April 2011 Volume 54 / Number 4
How much data should we collect?
In a recent Air Safety eJournal, my mostly weekly blog, I cited a study released by the Insurance Institute for Highway Safety touting the benefits of red light cameras. The Washington Post noted that traffic fatalities were down 26 percent over a five-year period in D.C., significantly more than cities that didn’t employ such enforcement. D.C.’s traffic fine revenues were up by $7.2 million in one year with 85,000 citations issued. The D.C. chief of police redeployed 100 traffic officers to crime fighting and noted that “T-bone” crashes were down, along with fatalities. Rear-end collisions had increased slightly but caused fewer injuries. Not everyone, however, is quite as enthused about the cameras as the chief.
The tie to aviation is that most glass-cockpit aircraft have basic flight data monitoring (FDM). Airliners have been wired for decades, and now light aircraft are being similarly monitored. FDMs typically record airspeed, altitude, attitude, power settings, and heading. Sophisticated ones may also gather data on engine internal parameters and aircraft configuration. The NTSB likes them because accident investigation is enhanced.
I hypothesized that since the FDM was an unbiased observer, it might make it a bit more difficult for enterprising attorneys to blame manufacturers for pilot blunders. The converse is also true when the equipment actually does fail. The poll on my blog revealed 52 percent were against FDM and 44 percent had no particular objection.
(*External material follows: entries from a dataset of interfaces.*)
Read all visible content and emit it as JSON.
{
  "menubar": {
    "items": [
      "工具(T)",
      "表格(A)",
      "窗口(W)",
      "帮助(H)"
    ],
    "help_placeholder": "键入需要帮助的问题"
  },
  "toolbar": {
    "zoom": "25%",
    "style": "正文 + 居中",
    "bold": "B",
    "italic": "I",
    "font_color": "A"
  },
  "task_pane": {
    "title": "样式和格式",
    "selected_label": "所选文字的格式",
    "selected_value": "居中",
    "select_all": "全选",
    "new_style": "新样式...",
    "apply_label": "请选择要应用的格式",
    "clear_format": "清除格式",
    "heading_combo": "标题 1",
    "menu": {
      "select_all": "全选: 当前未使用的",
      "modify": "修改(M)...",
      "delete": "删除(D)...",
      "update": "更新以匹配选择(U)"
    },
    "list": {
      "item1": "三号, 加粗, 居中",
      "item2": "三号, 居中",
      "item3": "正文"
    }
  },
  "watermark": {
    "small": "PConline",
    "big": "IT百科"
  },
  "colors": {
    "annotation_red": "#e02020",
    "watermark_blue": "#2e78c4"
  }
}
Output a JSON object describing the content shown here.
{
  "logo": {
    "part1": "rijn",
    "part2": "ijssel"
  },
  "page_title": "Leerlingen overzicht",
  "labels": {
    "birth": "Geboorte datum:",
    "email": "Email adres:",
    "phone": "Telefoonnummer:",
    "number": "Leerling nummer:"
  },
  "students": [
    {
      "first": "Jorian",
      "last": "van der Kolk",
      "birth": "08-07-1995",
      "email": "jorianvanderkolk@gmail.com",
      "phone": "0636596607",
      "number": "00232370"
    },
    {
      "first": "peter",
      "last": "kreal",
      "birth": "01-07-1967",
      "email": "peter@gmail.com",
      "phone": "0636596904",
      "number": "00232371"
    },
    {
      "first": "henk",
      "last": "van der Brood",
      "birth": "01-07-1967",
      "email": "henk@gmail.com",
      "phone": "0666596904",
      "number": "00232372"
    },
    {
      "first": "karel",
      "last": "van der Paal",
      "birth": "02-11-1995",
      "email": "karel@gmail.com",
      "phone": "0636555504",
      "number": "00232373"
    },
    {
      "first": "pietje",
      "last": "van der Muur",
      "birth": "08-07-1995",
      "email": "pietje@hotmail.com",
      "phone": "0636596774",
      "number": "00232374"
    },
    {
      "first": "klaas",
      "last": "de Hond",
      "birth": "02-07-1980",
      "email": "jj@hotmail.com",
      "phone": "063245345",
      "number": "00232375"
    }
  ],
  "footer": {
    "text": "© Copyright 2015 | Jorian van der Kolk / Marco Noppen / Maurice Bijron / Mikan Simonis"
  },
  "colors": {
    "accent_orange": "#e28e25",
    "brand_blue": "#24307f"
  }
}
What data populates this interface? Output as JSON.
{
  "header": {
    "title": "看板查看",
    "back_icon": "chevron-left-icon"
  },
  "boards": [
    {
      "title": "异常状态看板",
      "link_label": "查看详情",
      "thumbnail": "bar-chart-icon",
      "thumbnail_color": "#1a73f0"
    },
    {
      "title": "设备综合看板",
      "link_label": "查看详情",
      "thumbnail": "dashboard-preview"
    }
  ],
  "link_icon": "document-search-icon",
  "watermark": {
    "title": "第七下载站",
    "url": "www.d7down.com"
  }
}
From Steve: “I do not mind being watched when the purpose is to increase safety by providing data for determining facts regarding an incident. Unfortunately, government has a habit of introducing things, ostensibly for these purposes, which become a means for misusing its authority for the purpose of increasing its revenues and/or its already far too intrusive meddling in our lives. Being required to make such data available, absent some triggering incident involving damage to aircraft or injury to someone, is an invitation for such misuse.”
From Tom: “No one has a right to know when, where, or how you travel.” Yet transponders make that point largely moot. Websites such as FlightAware follow us on IFR flight plans unless the tail number is blocked. The downside is that when flying in the public airspace the public can see you. The upside is the potential for midair collisions using passive or active cockpit devices is significantly reduced.
At a recent safety seminar I asked the crowd their thoughts and, as with the blog, the responses were varied. One pilot commented that there was an assumption that FDMs are accurate—it’s a fair point and my bet is that they’re probably more accurate in capturing details than some eyewitnesses, especially when measuring flight parameters before impact.
Let’s come back to Steve’s point that government is constantly collecting data and sometimes an overzealous enforcer decides the data is a great way to nail hapless pilots who infract one of hundreds of FARs. Yodice Associates, AOPA’s legal counsel and manager of AOPA’s Legal Services Plan, said there has not yet been a case when FDM data has been used. FAR 91.609(g) provides some protection relative to cockpit voice recorders. “There have been pilots who have used or tried to use their own data to defend against the FAA’s allegations,” Kathy Yodice told me. “Sometimes they download the track to show their reasonable reliance on the equipment’s current and functioning data, and sometimes they show a repair that needed to be done on the equipment to show their reliance on malfunctioning (unbeknown) data.” Could that be extended to FDM? The Fifth Amendment to the U.S. Constitution protects us from self-incrimination in criminal cases but not in civil activity, where the vast majority of aviation enforcement and litigation lies.
If your car is less than 20 years old chances are you’ve got an event-data monitor that tracks the automotive equivalent of the FDM. A number of states have enacted legislation to protect the data from general snooping, but when there is an accident or a court order, it is allowed into the hands of the authorities. There are some legal guidelines, and these devices have not been found unconstitutional.
The FAA maintains the Aviation Safety Information Analysis and Sharing system (ASIAS) “to promote the open exchange of safety information in order to continuously improve aviation safety. ASIAS enables users to perform integrated quires across multiple databases, search an extensive warehouse of safety data, and display pertinent elements in an array of useful formats. A phased approach continues to be followed in the construction of this system. Additional data sources and capabilities will be available as the system evolves in response both to expanded access to shared data and to technological innovation.” Nothing is said about enforcement—either way. Hmm.
Embry-Riddle and the University of North Dakota have equipped their training fleets with FDM. The airlines and their pilots have been dealing with reams of automated data that flag any number of out-of-tolerance issues. Special programs were put in place to protect pilots and to ensure that the data are used for safety rather than enforcement purposes. Seems like there should be a similar policy for GA. One of my Washington assignments is working with the FAA’s Office of Accident Investigation and Data Collection, owner of ASIAS. The topic is on our agenda.
Tell me what you think (email@example.com).
Bruce Landsberg flies aircraft equipped with FDM but has yet to see any of his data. It could be interesting.